"Do As You Would Be Done By"

(Magill's Quotations in Context)

Context: In Lord Chesterfield's letters to his illegitimate son there is a constant emphasizing of the rules by which a young man rises in the world. Due attention is directed to intelligence and ability, but the most important quality a young man can have, according to the earl, is the ability to please. He therefore begins the letter of October 16, 1747, by telling his son to pay constant attention to pleasing; he says that the best way to do so is by observing the Golden Rule. He begins the letter thus:

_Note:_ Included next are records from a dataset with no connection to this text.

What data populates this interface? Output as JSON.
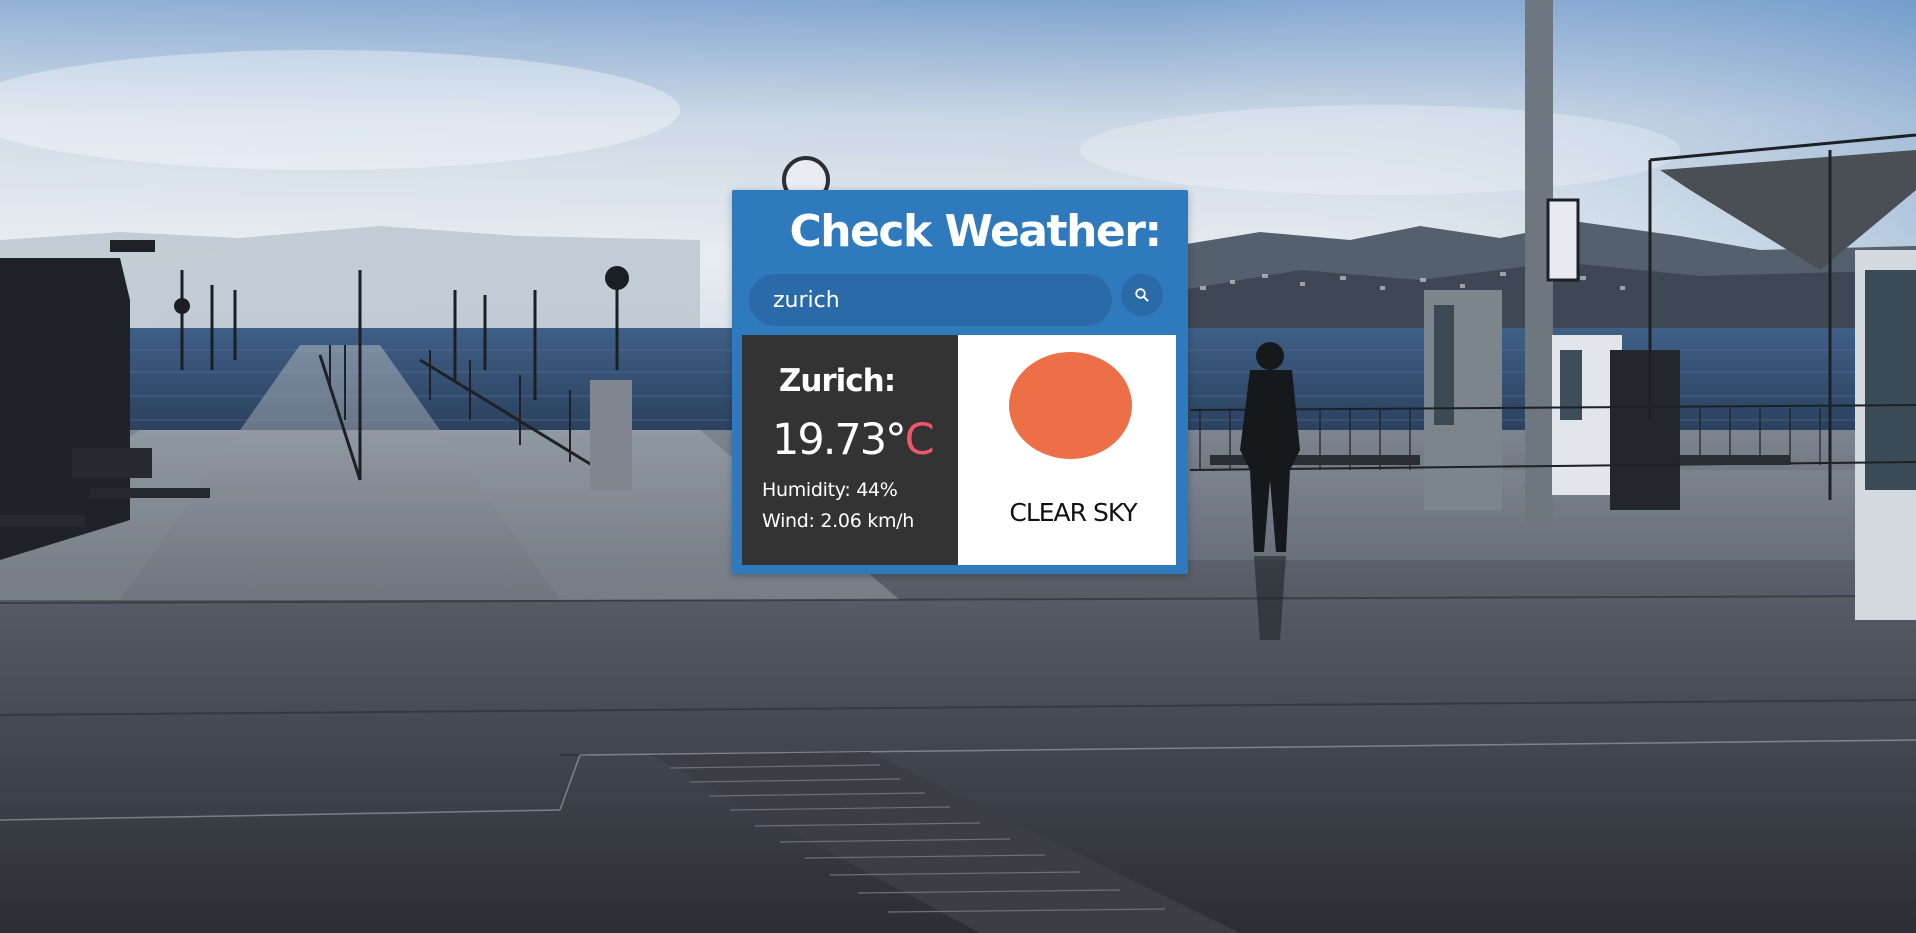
{
  "app": {
    "title": "Check Weather:"
  },
  "search": {
    "value": "zurich",
    "button_icon": "search-icon"
  },
  "weather": {
    "city": "Zurich:",
    "temperature_value": "19.73°",
    "temperature_unit": "C",
    "humidity": "Humidity: 44%",
    "wind": "Wind: 2.06 km/h",
    "condition": "CLEAR SKY",
    "condition_icon": "sun-icon"
  },
  "colors": {
    "card_background": "#2f79bd",
    "input_background": "#2a6aa8",
    "info_panel_background": "#333333",
    "unit_accent": "#f0566a",
    "sun": "#ec6f48"
  }
}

Dear Boy: The art of pleasing is a very necessary one to possess; but a very difficult one to acquire. It can hardly be reduced to rules; and your own good sense and observation will teach you more of it than I can. Do as you would be done by, is the surest method that I know of pleasing. Observe carefully what pleases you in others, and probably the same thing in you will please others. If you are pleased with the complaisance and attention of others to your humors, your tastes, or your weaknesses, depend upon it the same complaisance and attention, on your part to theirs, will equally please them. Take the tone of the company that you are in, and do not pretend to give it; be serious, gay, or even trifling, as you find the present humor of the company; this is an attention due from every individual to the majority. . . .